The rapids continued to steepen, with must make moves and lines as trees and siphons started to appear with regular occurrence. Moving slowly as inspections were nearly always mandatory we inched down the canyon.
With sunlight leaving and the canyon walls closing in we came across our first portage, technical with steep walls and slippery rocks we entered into our first set of must run rapids.
Shortly after tension started to grow as again we faced further portages and steepening walls. A small hamlet was spotted high on the right bank, just above a blind class 5-6 rapid. It was time to camp.
That evening discussion soon turned to who would run the rapid at first light and whether if entering, escape would be impossible. Lengthy debate was had and we all agreed a remote, dense jungle gorge was not the environment to lose a close friend in a wreckless decision.
Further inspection was needed although almost impossible we elected to portage with the idea of the ever increasing canyon walls encasing us within an un-runnable fall and without outside help being able to assist.

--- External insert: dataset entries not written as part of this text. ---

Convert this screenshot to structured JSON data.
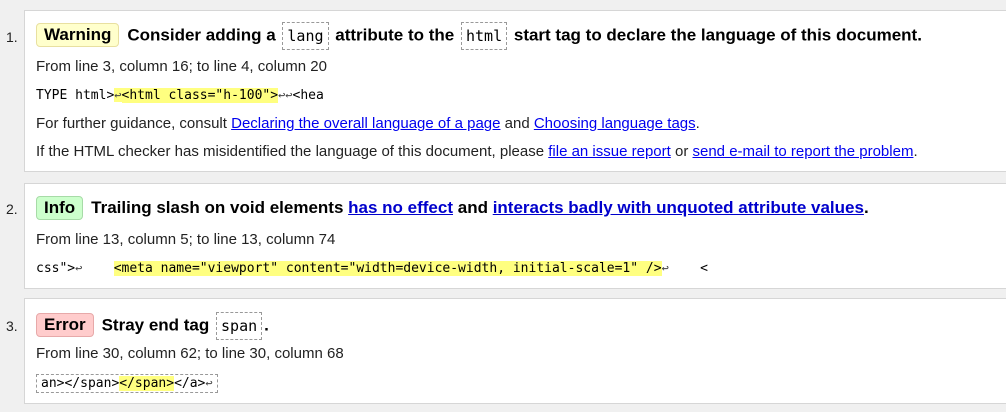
{
  "messages": [
    {
      "number": "1.",
      "type": "Warning",
      "title_parts": [
        "Consider adding a",
        "lang",
        "attribute to the",
        "html",
        "start tag to declare the language of this document."
      ],
      "location": "From line 3, column 16; to line 4, column 20",
      "extract": {
        "before": "TYPE html>",
        "lf1": "↩",
        "highlight": "<html class=\"h-100\">",
        "lf2": "↩↩",
        "after": "<hea"
      },
      "guidance": {
        "prefix": "For further guidance, consult",
        "link1": "Declaring the overall language of a page",
        "and": "and",
        "link2": "Choosing language tags",
        "suffix": "."
      },
      "misidentified": {
        "prefix": "If the HTML checker has misidentified the language of this document, please",
        "link1": "file an issue report",
        "or": "or",
        "link2": "send e-mail to report the problem",
        "suffix": "."
      }
    },
    {
      "number": "2.",
      "type": "Info",
      "title_prefix": "Trailing slash on void elements",
      "link1": "has no effect",
      "and": "and",
      "link2": "interacts badly with unquoted attribute values",
      "title_suffix": ".",
      "location": "From line 13, column 5; to line 13, column 74",
      "extract": {
        "before": "css\">",
        "lf1": "↩",
        "gap": "    ",
        "highlight": "<meta name=\"viewport\" content=\"width=device-width, initial-scale=1\" />",
        "lf2": "↩",
        "after": "    <"
      }
    },
    {
      "number": "3.",
      "type": "Error",
      "title_prefix": "Stray end tag",
      "code": "span",
      "title_suffix": ".",
      "location": "From line 30, column 62; to line 30, column 68",
      "extract": {
        "before": "an></span>",
        "highlight": "</span>",
        "after": "</a>",
        "lf": "↩"
      }
    }
  ]
}
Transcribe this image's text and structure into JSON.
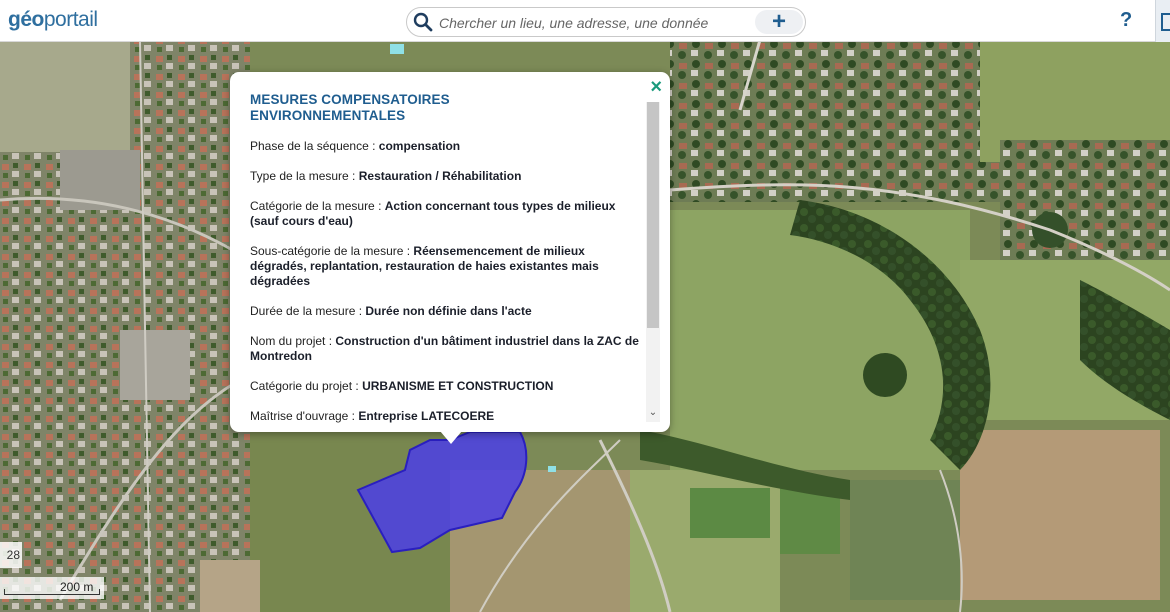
{
  "header": {
    "logo_part1": "géo",
    "logo_part2": "",
    "logo_part3": "portail",
    "search_placeholder": "Chercher un lieu, une adresse, une donnée",
    "add_label": "+",
    "help_label": "?"
  },
  "popup": {
    "title": "MESURES COMPENSATOIRES ENVIRONNEMENTALES",
    "close_label": "×",
    "fields": [
      {
        "key": "Phase de la séquence : ",
        "value": "compensation"
      },
      {
        "key": "Type de la mesure : ",
        "value": "Restauration / Réhabilitation"
      },
      {
        "key": "Catégorie de la mesure : ",
        "value": "Action concernant tous types de milieux (sauf cours d'eau)"
      },
      {
        "key": "Sous-catégorie de la mesure : ",
        "value": "Réensemencement de milieux dégradés, replantation, restauration de haies existantes mais dégradées"
      },
      {
        "key": "Durée de la mesure : ",
        "value": "Durée non définie dans l'acte"
      },
      {
        "key": "Nom du projet : ",
        "value": "Construction d'un bâtiment industriel dans la ZAC de Montredon"
      },
      {
        "key": "Catégorie du projet : ",
        "value": "URBANISME ET CONSTRUCTION"
      },
      {
        "key": "Maîtrise d'ouvrage : ",
        "value": "Entreprise LATECOERE"
      }
    ]
  },
  "map": {
    "zoom_level": "28",
    "scale_label": "200 m",
    "selection_fill": "#4b3ee6",
    "selection_stroke": "#2a1fbf"
  }
}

The job to portage was no small effort. Paul speaking spanish set off with bare essentials 5 km back upstream where we started the day before, meanwhile Pete, Spike and I hauled the boats from the canyon up towards the path whilst cutting through deep undergrowth. This was the start of a potential epic and major portage through the jungle.
Monday saw us return to the river in a much more suitable place with flowing rapids, continuous class 4 interspersed with the occasional class 5. Our pace quickened as we were able to again read and run most of the rapids. The walls did close in for a short while as we came close to Azul Mayo (the roadhead), giving us this amazing canyon feel in a friendlier setting, with help and access not to far away if we needed it. One of the rapids we named as ‘Fairy Glen South’, so similar to the Welsh classic with warm water and the sun beating down on us once again.
As the rapids began to ease we started to search out a campsite, looking for flat sand, trees to hang hammocks from and plenty of firewood, enabling us to cook up a feast and dry our wet kit after what had been the best day of remote kayaking ever.
Tuesday was now the final day and with gravel bed rapids becoming the norm progress was moving fast and we were eating the remaining 27 km easily until one slightly bigger rapid hit us hard, on the limit of read and run we got a real shake up and we finished in the pool smiling and giggling at an awesome class 4+ drop.Our mood again relaxed and we continued around the corner. Bad idea, we encountered a huge double tiered drop, easily class 5. Running the entry fall was ok but we opted for a slight chicken line to finish, looking towards a house eating pourover we were happy with our decision.